“Company profits and inventories should be supportive for GDP, while the monthly trade numbers also suggest the external sector will be a tailwind for growth,” said JPMorgan economist Tom Kennedy.
“We have little visibility on public capex and consumption through the quarter, though the data at hand indicate these sectors should also deliver a modest positive impulse to third-quarter growth.”
JPMorgan is slightly above consensus in terms of GDP estimates, putting economic growth at 0.6 per cent for the quarter.
Still, that’s a downgrade from an earlier forecast of 0.65 per cent, which was made before disappointing capital expenditure figures were released last week.
The 0.2 per cent decline in private capex over the third quarter fell below the flat reading economists had been expecting.
Equipment spending fell to a greater extent than Westpac’s economics team had anticipated, down 3.5 per cent compared with a forecast of 1.5 per cent.
“Capex plans for fiscal 2020 have been downgraded, largely led by services. Business capex plans are lopsided, with strength in mining and weakness in services,” said Westpac economist Andrew Hanlon.
“Our forecast for third-quarter GDP remains 0.6 per cent and 1.8 per cent year-on-year with risks tilted to the downside.”
But Citi’s Josh Williamson is expecting GDP to print at a below-consensus 0.4 per cent for the quarter following what they expect as “only mild household consumer spending growth of 0.3 per cent”.
Mr Williamson said that if the data printed at 0.4 per cent, it “will make it harder for the Reserve Bank’s 2019 year-end 2.3 per cent yearly GDP forecast to be achieved”.
Nomura economist Andrew Ticehurst said that a quarterly reading of 0.6 per cent and an annual print of 1.8 per cent year-on-year, which Nomura was expecting, would allow the central bank to stick with its “gentle turning point” narrative for the economy.

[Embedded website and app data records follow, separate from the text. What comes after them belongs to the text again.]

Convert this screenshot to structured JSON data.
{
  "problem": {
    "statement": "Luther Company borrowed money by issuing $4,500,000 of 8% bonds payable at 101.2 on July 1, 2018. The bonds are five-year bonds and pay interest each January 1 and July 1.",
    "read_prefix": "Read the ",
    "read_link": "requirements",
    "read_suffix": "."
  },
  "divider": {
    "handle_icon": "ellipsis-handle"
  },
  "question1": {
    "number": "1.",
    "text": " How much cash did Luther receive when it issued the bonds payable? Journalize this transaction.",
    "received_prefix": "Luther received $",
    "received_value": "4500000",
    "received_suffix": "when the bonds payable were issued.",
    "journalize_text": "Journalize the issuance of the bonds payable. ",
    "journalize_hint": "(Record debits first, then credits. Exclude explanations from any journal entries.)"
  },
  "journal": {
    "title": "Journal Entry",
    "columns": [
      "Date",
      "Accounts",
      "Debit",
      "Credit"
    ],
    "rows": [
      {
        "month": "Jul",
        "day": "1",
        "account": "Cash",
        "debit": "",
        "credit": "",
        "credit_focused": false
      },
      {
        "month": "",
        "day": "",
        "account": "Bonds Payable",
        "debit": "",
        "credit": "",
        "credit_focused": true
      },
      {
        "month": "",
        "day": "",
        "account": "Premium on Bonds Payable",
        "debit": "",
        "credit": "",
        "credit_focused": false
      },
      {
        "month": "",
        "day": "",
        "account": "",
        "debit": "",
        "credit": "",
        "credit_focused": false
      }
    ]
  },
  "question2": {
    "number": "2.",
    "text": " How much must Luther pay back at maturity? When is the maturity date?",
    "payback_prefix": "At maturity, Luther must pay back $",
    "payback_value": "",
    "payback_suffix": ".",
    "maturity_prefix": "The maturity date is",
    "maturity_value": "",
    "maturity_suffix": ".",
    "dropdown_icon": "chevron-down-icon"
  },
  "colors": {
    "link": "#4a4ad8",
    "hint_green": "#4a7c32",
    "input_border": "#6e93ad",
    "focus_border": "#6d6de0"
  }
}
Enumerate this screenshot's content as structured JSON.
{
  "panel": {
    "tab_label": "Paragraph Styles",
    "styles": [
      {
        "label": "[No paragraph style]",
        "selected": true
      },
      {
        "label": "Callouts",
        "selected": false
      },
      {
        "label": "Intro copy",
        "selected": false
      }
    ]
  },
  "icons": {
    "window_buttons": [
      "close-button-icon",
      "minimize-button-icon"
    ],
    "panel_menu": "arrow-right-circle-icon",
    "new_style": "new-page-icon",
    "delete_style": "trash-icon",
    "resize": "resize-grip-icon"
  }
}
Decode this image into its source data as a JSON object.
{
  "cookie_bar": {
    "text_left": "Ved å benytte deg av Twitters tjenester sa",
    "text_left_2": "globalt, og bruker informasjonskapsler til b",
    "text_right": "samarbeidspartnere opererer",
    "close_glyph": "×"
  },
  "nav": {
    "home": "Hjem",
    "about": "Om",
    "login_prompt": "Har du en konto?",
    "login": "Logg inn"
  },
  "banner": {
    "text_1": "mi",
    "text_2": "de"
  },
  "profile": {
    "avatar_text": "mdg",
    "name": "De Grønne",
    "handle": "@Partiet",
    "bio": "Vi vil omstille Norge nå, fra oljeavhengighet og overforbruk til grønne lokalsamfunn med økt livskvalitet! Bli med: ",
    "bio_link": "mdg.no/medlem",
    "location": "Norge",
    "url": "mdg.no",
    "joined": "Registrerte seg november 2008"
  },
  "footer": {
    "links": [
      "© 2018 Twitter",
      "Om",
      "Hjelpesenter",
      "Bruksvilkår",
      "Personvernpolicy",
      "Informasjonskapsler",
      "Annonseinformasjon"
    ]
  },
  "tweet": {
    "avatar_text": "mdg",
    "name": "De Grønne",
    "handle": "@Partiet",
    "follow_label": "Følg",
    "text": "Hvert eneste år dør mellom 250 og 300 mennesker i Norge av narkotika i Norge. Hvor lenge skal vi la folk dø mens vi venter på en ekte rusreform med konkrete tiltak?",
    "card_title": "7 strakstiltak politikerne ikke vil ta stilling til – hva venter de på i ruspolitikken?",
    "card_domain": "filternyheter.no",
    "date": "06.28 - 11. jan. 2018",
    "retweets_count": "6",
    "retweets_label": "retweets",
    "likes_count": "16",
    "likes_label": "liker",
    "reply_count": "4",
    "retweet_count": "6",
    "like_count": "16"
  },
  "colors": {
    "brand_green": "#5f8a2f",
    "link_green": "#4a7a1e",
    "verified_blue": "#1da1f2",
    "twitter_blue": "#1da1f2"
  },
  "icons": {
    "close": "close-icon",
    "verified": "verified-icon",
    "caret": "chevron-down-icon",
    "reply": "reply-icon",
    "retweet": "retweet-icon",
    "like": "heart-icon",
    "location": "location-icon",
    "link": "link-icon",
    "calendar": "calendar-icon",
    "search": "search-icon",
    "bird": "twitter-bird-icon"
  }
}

Three interest rate cuts since June, along with tax help for low to middle-income earners and fewer lending restrictions for home borrowers, may enable the Australian economy to continue its record-breaking run of unbroken economic growth.
The Reserve Bank is unlikely to cut rates again when it meets on Tuesday. Futures markets are pricing in a low 7.8 per cent chance of a 25 basis point interest rate cut from the central bank in December,
“We expect the RBA to be on hold in December, as it assesses the effects of the 75 basis points of cuts already delivered,” said Paul Bloxham, chief economist for Australia and New Zealand at HSBC.
“There is clear evidence that the [rate] cuts are pumping up the housing market, but few signs of the boost spreading beyond this as yet,” he said.
For Mr Bloxham, last week’s speech from RBA governor Philip Lowe was crucial in cementing his on-hold forecast for December. He noted that Dr Lowe passed up the opportunity to signal a possible December cut.
“Given the RBA has adopted more explicit forward guidance in recent times, governor Lowe’s lack of signalling for December is a strong indication that a cut next week is unlikely,” the economist said.
Any RBA inaction in December may not last, however. Markets predict a 57 per cent chance of a rate cut to 0.5 per cent at the bank’s February meeting, while there’s a 29 per cent chance of rates hitting 0.25 per cent by June, according to futures pricing.